■ Input data
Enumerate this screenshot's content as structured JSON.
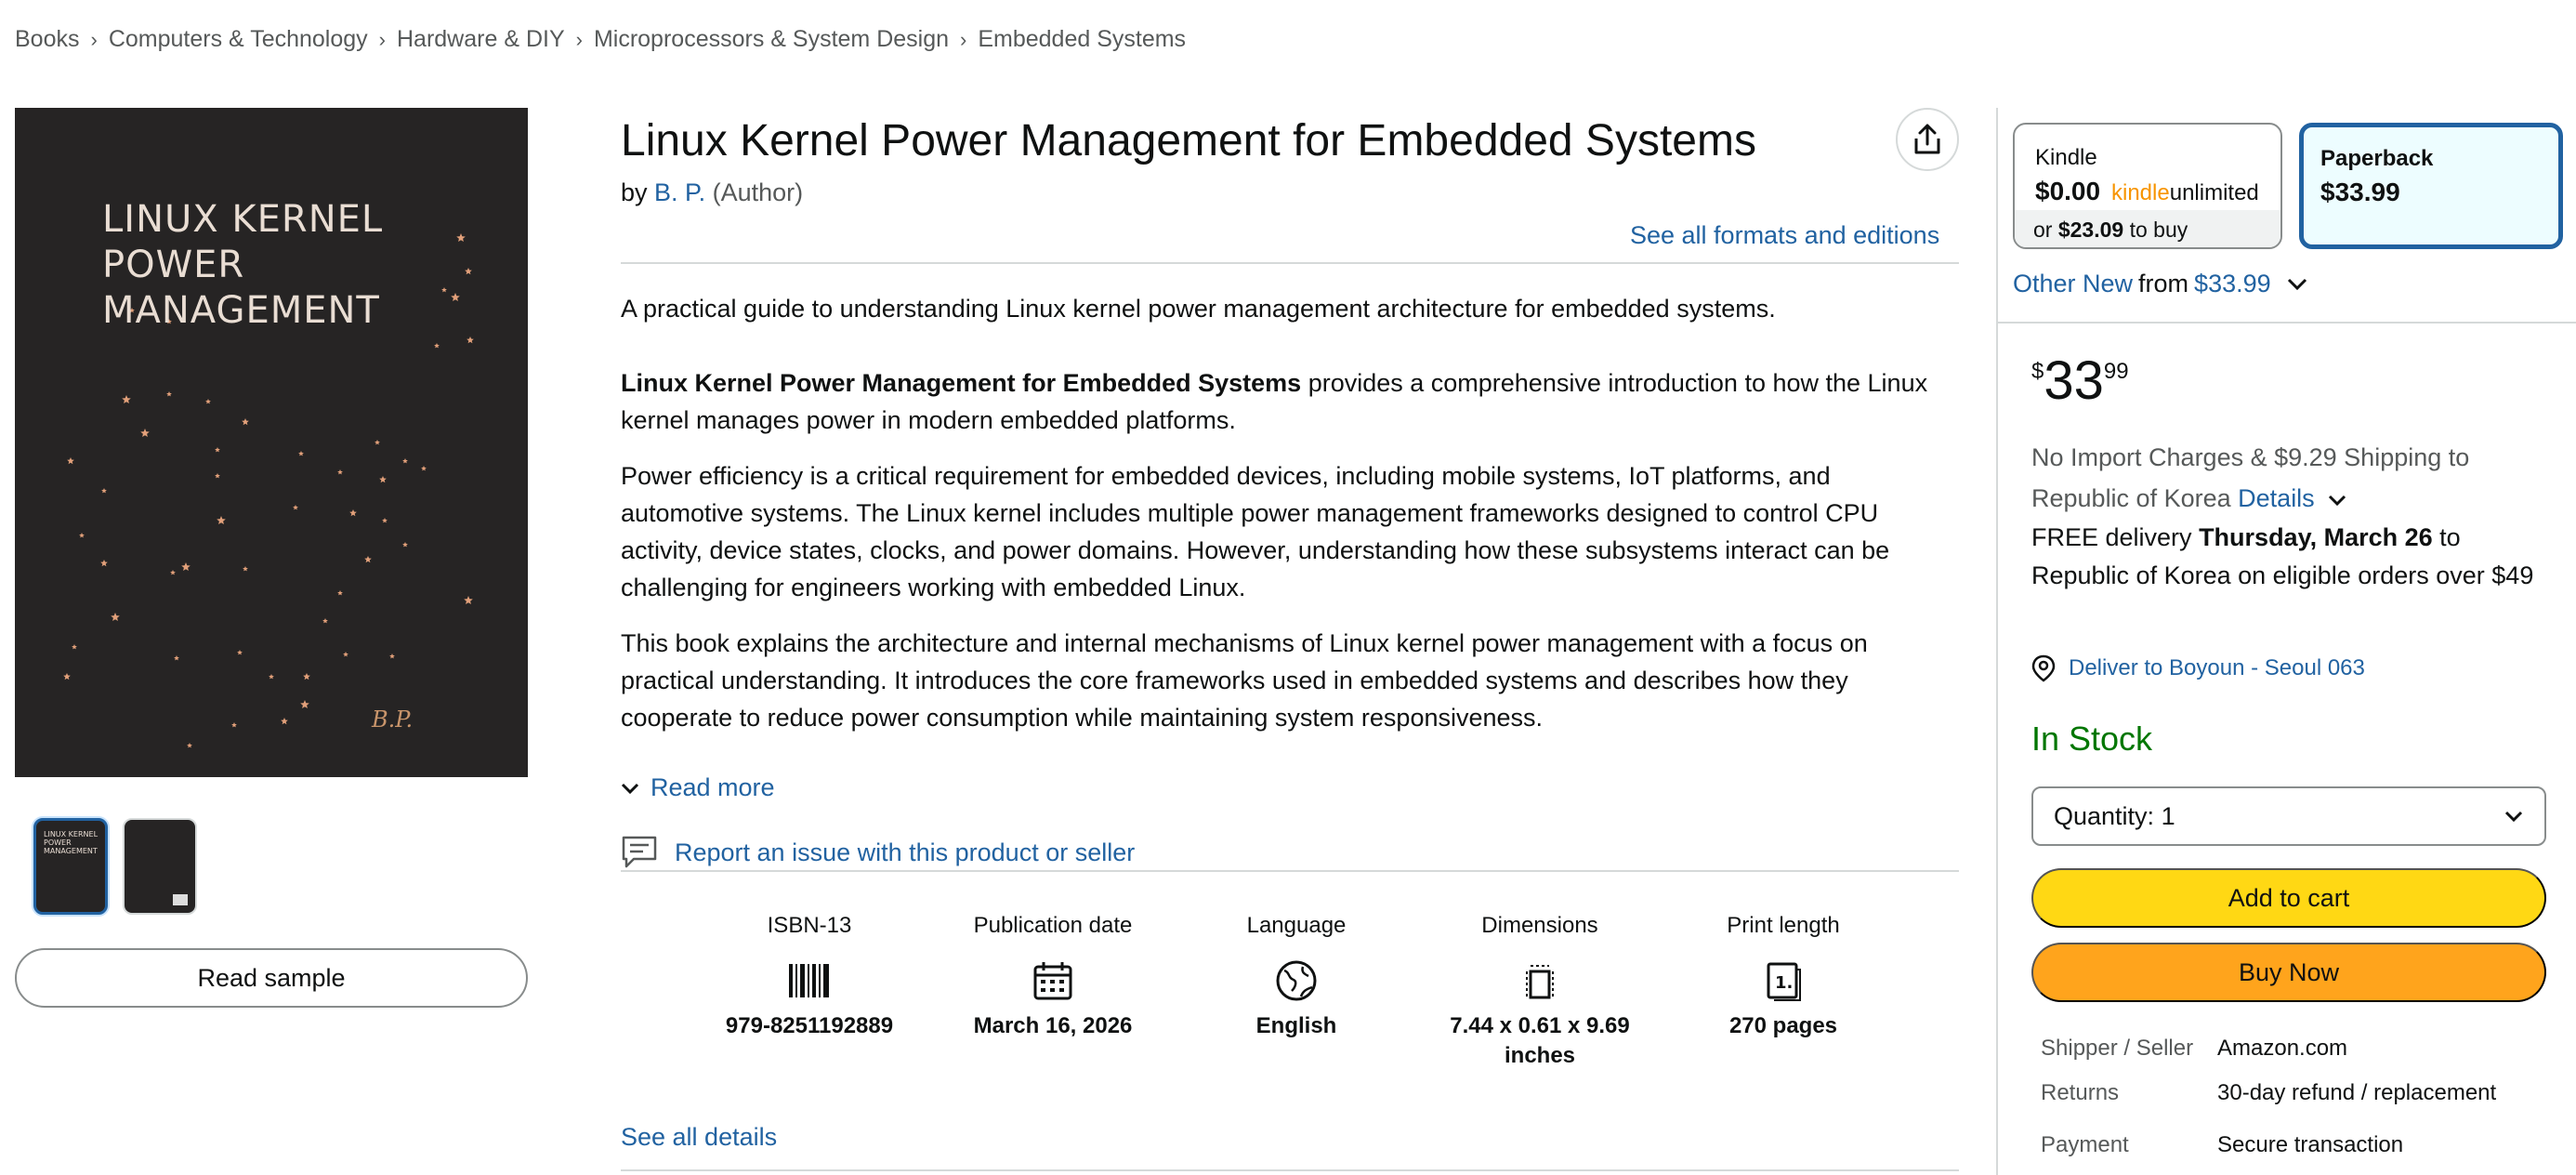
{
  "breadcrumb": [
    "Books",
    "Computers & Technology",
    "Hardware & DIY",
    "Microprocessors & System Design",
    "Embedded Systems"
  ],
  "cover": {
    "title_lines": [
      "LINUX KERNEL",
      "POWER",
      "MANAGEMENT"
    ],
    "author": "B.P.",
    "background": "#262424",
    "star_color": "#e2a07a"
  },
  "thumb_text": "LINUX KERNEL POWER MANAGEMENT",
  "read_sample": "Read sample",
  "product": {
    "title": "Linux Kernel Power Management for Embedded Systems",
    "by": "by",
    "author": "B. P.",
    "role": "(Author)",
    "formats_link": "See all formats and editions"
  },
  "description": {
    "intro": "A practical guide to understanding Linux kernel power management architecture for embedded systems.",
    "p1_bold": "Linux Kernel Power Management for Embedded Systems",
    "p1_rest": " provides a comprehensive introduction to how the Linux kernel manages power in modern embedded platforms.",
    "p2": "Power efficiency is a critical requirement for embedded devices, including mobile systems, IoT platforms, and automotive systems. The Linux kernel includes multiple power management frameworks designed to control CPU activity, device states, clocks, and power domains. However, understanding how these subsystems interact can be challenging for engineers working with embedded Linux.",
    "p3": "This book explains the architecture and internal mechanisms of Linux kernel power management with a focus on practical understanding. It introduces the core frameworks used in embedded systems and describes how they cooperate to reduce power consumption while maintaining system responsiveness.",
    "read_more": "Read more"
  },
  "report_issue": "Report an issue with this product or seller",
  "details": [
    {
      "label": "ISBN-13",
      "value": "979-8251192889",
      "icon": "barcode-icon"
    },
    {
      "label": "Publication date",
      "value": "March 16, 2026",
      "icon": "calendar-icon"
    },
    {
      "label": "Language",
      "value": "English",
      "icon": "globe-icon"
    },
    {
      "label": "Dimensions",
      "value": "7.44 x 0.61 x 9.69 inches",
      "icon": "dimensions-icon"
    },
    {
      "label": "Print length",
      "value": "270 pages",
      "icon": "pages-icon"
    }
  ],
  "see_all_details": "See all details",
  "formats": {
    "kindle": {
      "name": "Kindle",
      "price": "$0.00",
      "ku_a": "kindle",
      "ku_b": "unlimited",
      "alt_prefix": "or",
      "alt_price": "$23.09",
      "alt_suffix": "to buy"
    },
    "paperback": {
      "name": "Paperback",
      "price": "$33.99"
    }
  },
  "other_new": {
    "label": "Other New",
    "from": "from",
    "price": "$33.99"
  },
  "buybox": {
    "currency": "$",
    "whole": "33",
    "fraction": "99",
    "import_text": "No Import Charges & $9.29 Shipping to Republic of Korea",
    "details_link": "Details",
    "delivery_prefix": "FREE delivery",
    "delivery_date": "Thursday, March 26",
    "delivery_suffix": "to Republic of Korea on eligible orders over $49",
    "deliver_to": "Deliver to Boyoun - Seoul 063",
    "stock": "In Stock",
    "quantity_label": "Quantity:",
    "quantity_value": "1",
    "add_to_cart": "Add to cart",
    "buy_now": "Buy Now",
    "rows": [
      {
        "k": "Shipper / Seller",
        "v": "Amazon.com",
        "link": false
      },
      {
        "k": "Returns",
        "v": "30-day refund / replacement",
        "link": true
      },
      {
        "k": "Payment",
        "v": "Secure transaction",
        "link": true
      }
    ]
  },
  "colors": {
    "link": "#2162a1",
    "stock": "#007600",
    "cart": "#ffd814",
    "buy": "#ffa41c",
    "selected_border": "#2162a1"
  }
}
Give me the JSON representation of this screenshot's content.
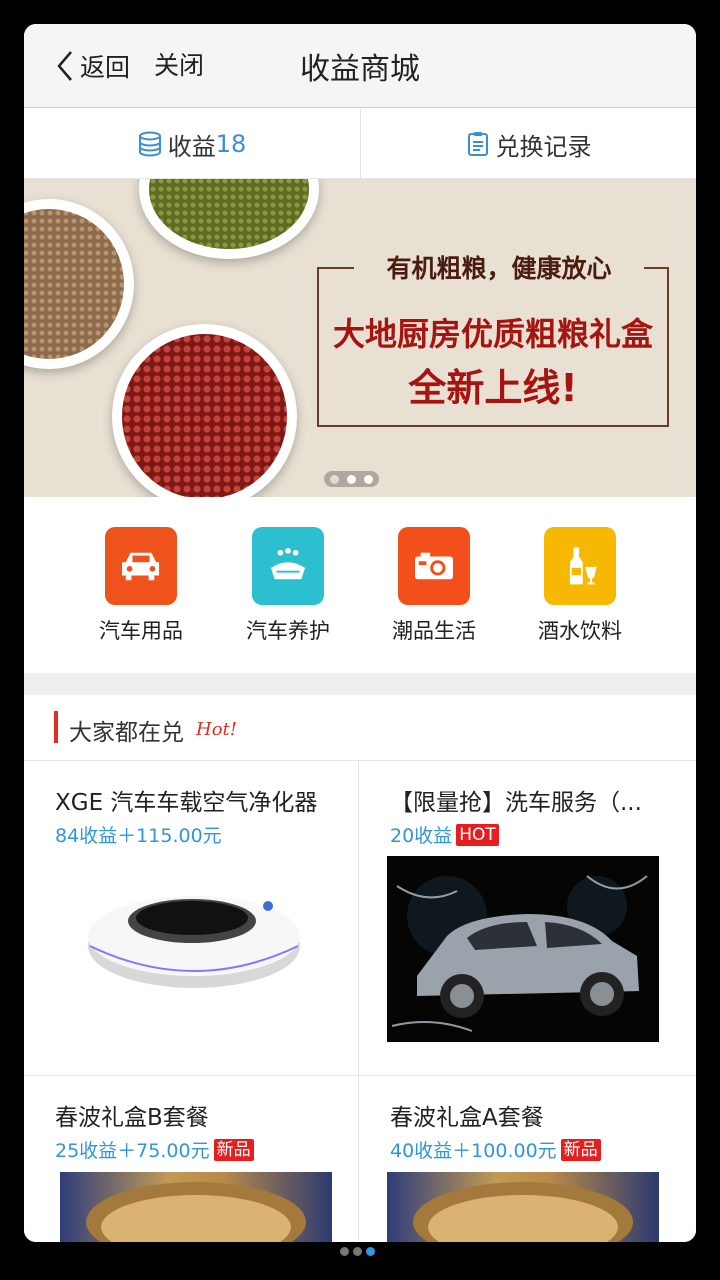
{
  "header": {
    "back_label": "返回",
    "close_label": "关闭",
    "title": "收益商城"
  },
  "topbar": {
    "earnings_label": "收益",
    "earnings_value": "18",
    "records_label": "兑换记录"
  },
  "banner": {
    "line_top": "有机粗粮，健康放心",
    "line_1": "大地厨房优质粗粮礼盒",
    "line_2": "全新上线!",
    "page_count": 3,
    "active_page": 1
  },
  "categories": [
    {
      "label": "汽车用品",
      "icon": "car-icon",
      "color": "#f0521c"
    },
    {
      "label": "汽车养护",
      "icon": "car-wash-icon",
      "color": "#2bbfd0"
    },
    {
      "label": "潮品生活",
      "icon": "camera-icon",
      "color": "#f24f1b"
    },
    {
      "label": "酒水饮料",
      "icon": "wine-bottle-icon",
      "color": "#f6b800"
    }
  ],
  "section": {
    "title": "大家都在兑",
    "hot_tag": "Hot!"
  },
  "products": [
    {
      "name": "XGE 汽车车载空气净化器",
      "price": "84收益＋115.00元",
      "badge": "",
      "image": "air-purifier"
    },
    {
      "name": "【限量抢】洗车服务（...",
      "price": "20收益",
      "badge": "HOT",
      "image": "car-splash"
    },
    {
      "name": "春波礼盒B套餐",
      "price": "25收益＋75.00元",
      "badge": "新品",
      "image": "grain-bowl"
    },
    {
      "name": "春波礼盒A套餐",
      "price": "40收益＋100.00元",
      "badge": "新品",
      "image": "grain-bowl"
    }
  ],
  "colors": {
    "accent": "#3b8fd6",
    "hot": "#e02e24",
    "price": "#2f97d9"
  }
}
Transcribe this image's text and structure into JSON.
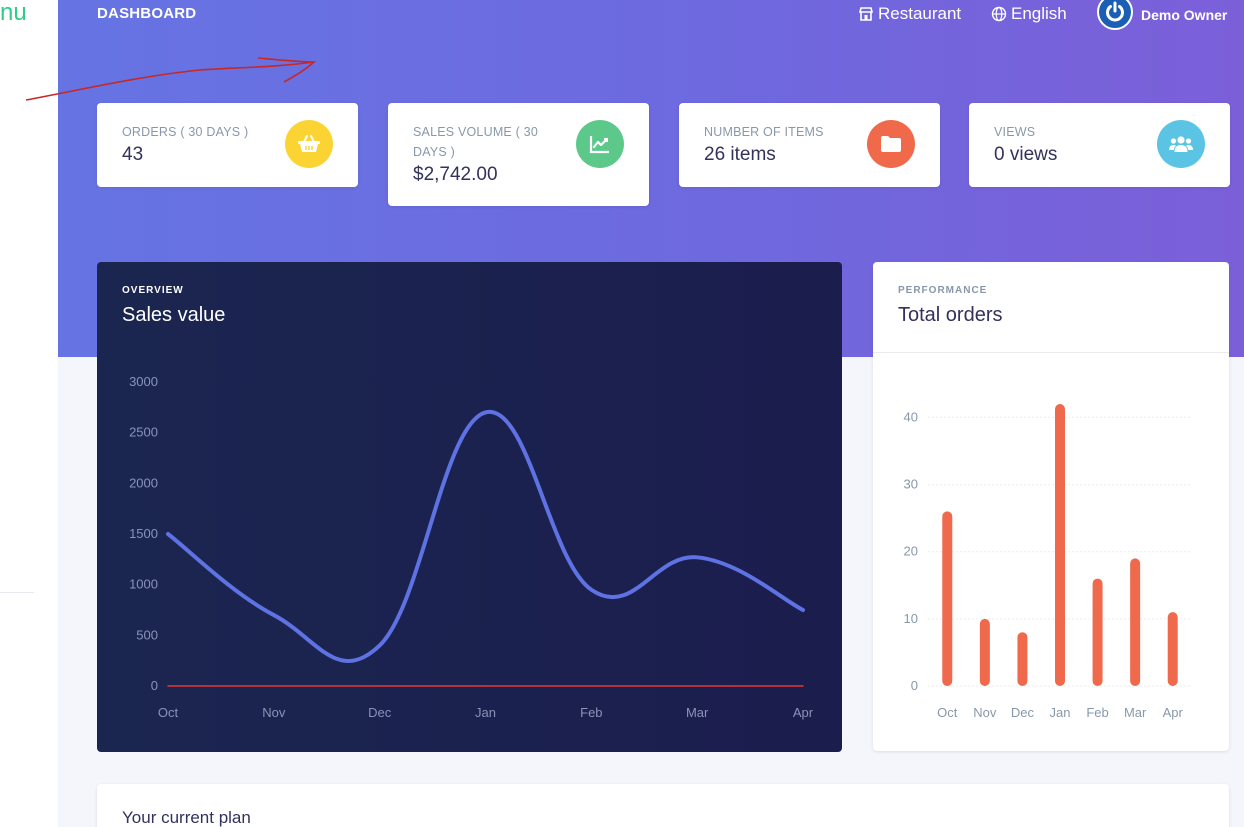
{
  "sidebar": {
    "fragment_text": "nu"
  },
  "header": {
    "brand": "DASHBOARD",
    "restaurant_label": "Restaurant",
    "language_label": "English",
    "user_name": "Demo Owner"
  },
  "stats": [
    {
      "label": "ORDERS ( 30 DAYS )",
      "value": "43",
      "icon": "basket-icon",
      "color": "#fbd433"
    },
    {
      "label": "SALES VOLUME ( 30 DAYS )",
      "value": "$2,742.00",
      "icon": "chart-line-icon",
      "color": "#5cc98b"
    },
    {
      "label": "NUMBER OF ITEMS",
      "value": "26 items",
      "icon": "folder-icon",
      "color": "#f0694a"
    },
    {
      "label": "VIEWS",
      "value": "0 views",
      "icon": "users-icon",
      "color": "#5bc4e4"
    }
  ],
  "sales_chart": {
    "overline": "OVERVIEW",
    "title": "Sales value"
  },
  "orders_chart": {
    "overline": "PERFORMANCE",
    "title": "Total orders"
  },
  "plan": {
    "title": "Your current plan"
  },
  "chart_data": [
    {
      "type": "line",
      "title": "Sales value",
      "categories": [
        "Oct",
        "Nov",
        "Dec",
        "Jan",
        "Feb",
        "Mar",
        "Apr"
      ],
      "series": [
        {
          "values": [
            1500,
            700,
            400,
            2700,
            950,
            1270,
            750
          ],
          "color": "#5e72e4"
        },
        {
          "values": [
            0,
            0,
            0,
            0,
            0,
            0,
            0
          ],
          "color": "#e53935"
        }
      ],
      "yticks": [
        0,
        500,
        1000,
        1500,
        2000,
        2500,
        3000
      ],
      "ylim": [
        0,
        3000
      ],
      "smooth": true,
      "grid": false
    },
    {
      "type": "bar",
      "title": "Total orders",
      "categories": [
        "Oct",
        "Nov",
        "Dec",
        "Jan",
        "Feb",
        "Mar",
        "Apr"
      ],
      "values": [
        26,
        10,
        8,
        42,
        16,
        19,
        11
      ],
      "color": "#ef6a4c",
      "yticks": [
        0,
        10,
        20,
        30,
        40
      ],
      "ylim": [
        0,
        42
      ],
      "grid": true
    }
  ]
}
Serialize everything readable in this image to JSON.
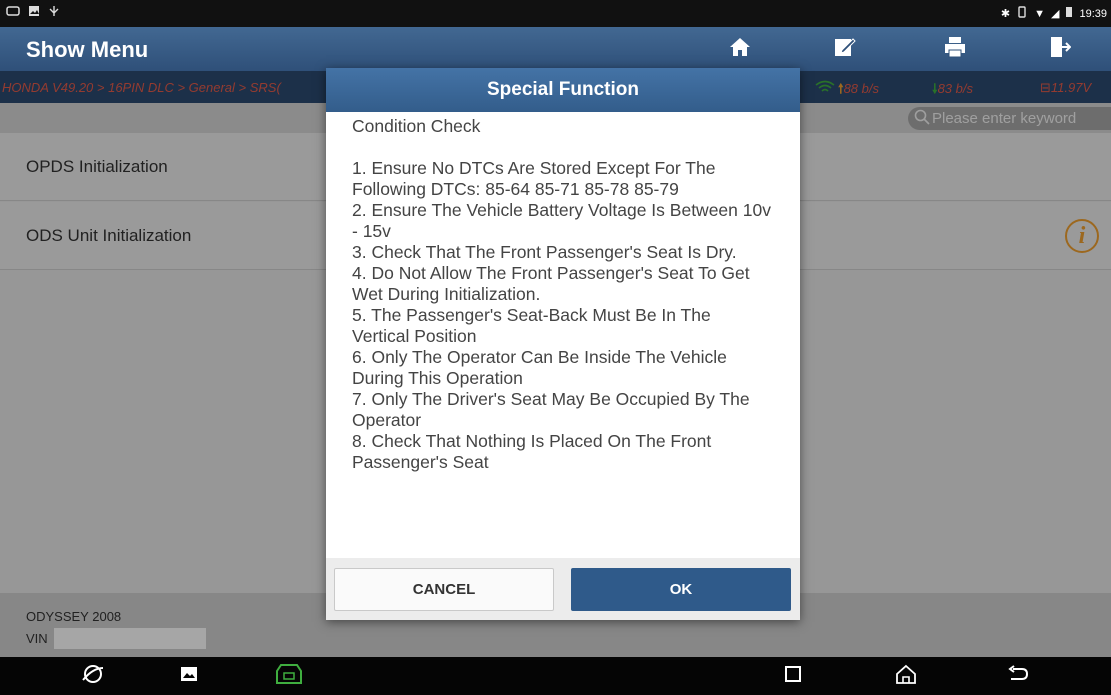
{
  "status_bar": {
    "time": "19:39"
  },
  "header": {
    "title": "Show Menu",
    "icons": [
      "home-icon",
      "edit-report-icon",
      "print-icon",
      "exit-icon"
    ]
  },
  "breadcrumb": {
    "path": "HONDA V49.20 > 16PIN DLC > General > SRS(",
    "upload_rate": "88 b/s",
    "download_rate": "83 b/s",
    "battery_voltage": "11.97V"
  },
  "search": {
    "placeholder": "Please enter keyword"
  },
  "menu": {
    "items": [
      {
        "label": "OPDS Initialization"
      },
      {
        "label": "ODS Unit Initialization"
      }
    ]
  },
  "footer": {
    "vehicle": "ODYSSEY 2008",
    "vin_label": "VIN"
  },
  "dialog": {
    "title": "Special Function",
    "body": "Condition Check\n\n1. Ensure No DTCs Are Stored Except For The Following DTCs: 85-64 85-71 85-78 85-79\n2. Ensure The Vehicle Battery Voltage Is Between 10v - 15v\n3. Check That The Front Passenger's Seat Is Dry.\n4. Do Not Allow The Front Passenger's Seat To Get Wet During Initialization.\n5. The Passenger's Seat-Back Must Be In The Vertical Position\n6. Only The Operator Can Be Inside The Vehicle During This Operation\n7. Only The Driver's Seat May Be Occupied By The Operator\n8. Check That Nothing Is Placed On The Front Passenger's Seat",
    "cancel_label": "CANCEL",
    "ok_label": "OK"
  },
  "colors": {
    "header": "#3a5f8a",
    "breadcrumb_text": "#e35b4a",
    "rate_up": "#f0a030",
    "rate_down": "#3fae3f",
    "ok_button": "#2f5a8a"
  }
}
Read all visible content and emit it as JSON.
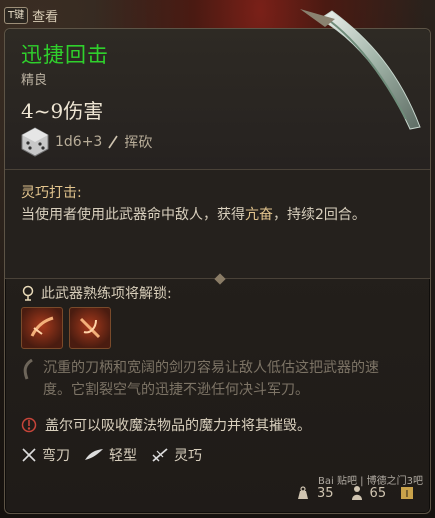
{
  "top_hint": {
    "key": "T键",
    "label": "查看"
  },
  "item": {
    "name": "迅捷回击",
    "rarity": "精良",
    "damage": "4~9伤害",
    "dice": "1d6+3",
    "damage_type": "挥砍",
    "colors": {
      "name": "#2fd12c",
      "highlight": "#e3c58e"
    }
  },
  "ability": {
    "title": "灵巧打击:",
    "desc_part1": "当使用者使用此武器命中敌人，获得",
    "desc_highlight": "亢奋",
    "desc_part2": "，持续2回合。"
  },
  "mastery": {
    "label": "此武器熟练项将解锁:",
    "slots": [
      "mastery-skill-1-icon",
      "mastery-skill-2-icon"
    ]
  },
  "lore": "沉重的刀柄和宽阔的剑刃容易让敌人低估这把武器的速度。它割裂空气的迅捷不逊任何决斗军刀。",
  "special": "盖尔可以吸收魔法物品的魔力并将其摧毁。",
  "properties": [
    {
      "label": "弯刀",
      "icon": "crossed-swords-icon"
    },
    {
      "label": "轻型",
      "icon": "feather-icon"
    },
    {
      "label": "灵巧",
      "icon": "finesse-icon"
    }
  ],
  "footer": {
    "weight": "35",
    "value": "65"
  },
  "watermark": "Bai 贴吧 | 博德之门3吧"
}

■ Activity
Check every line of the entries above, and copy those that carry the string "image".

■ Task output
      "image": "air-purifier"
      "image": "car-splash"
      "image": "grain-bowl"
      "image": "grain-bowl"
Transcribe this image's text and structure into JSON.
Serialize everything readable in this image to JSON.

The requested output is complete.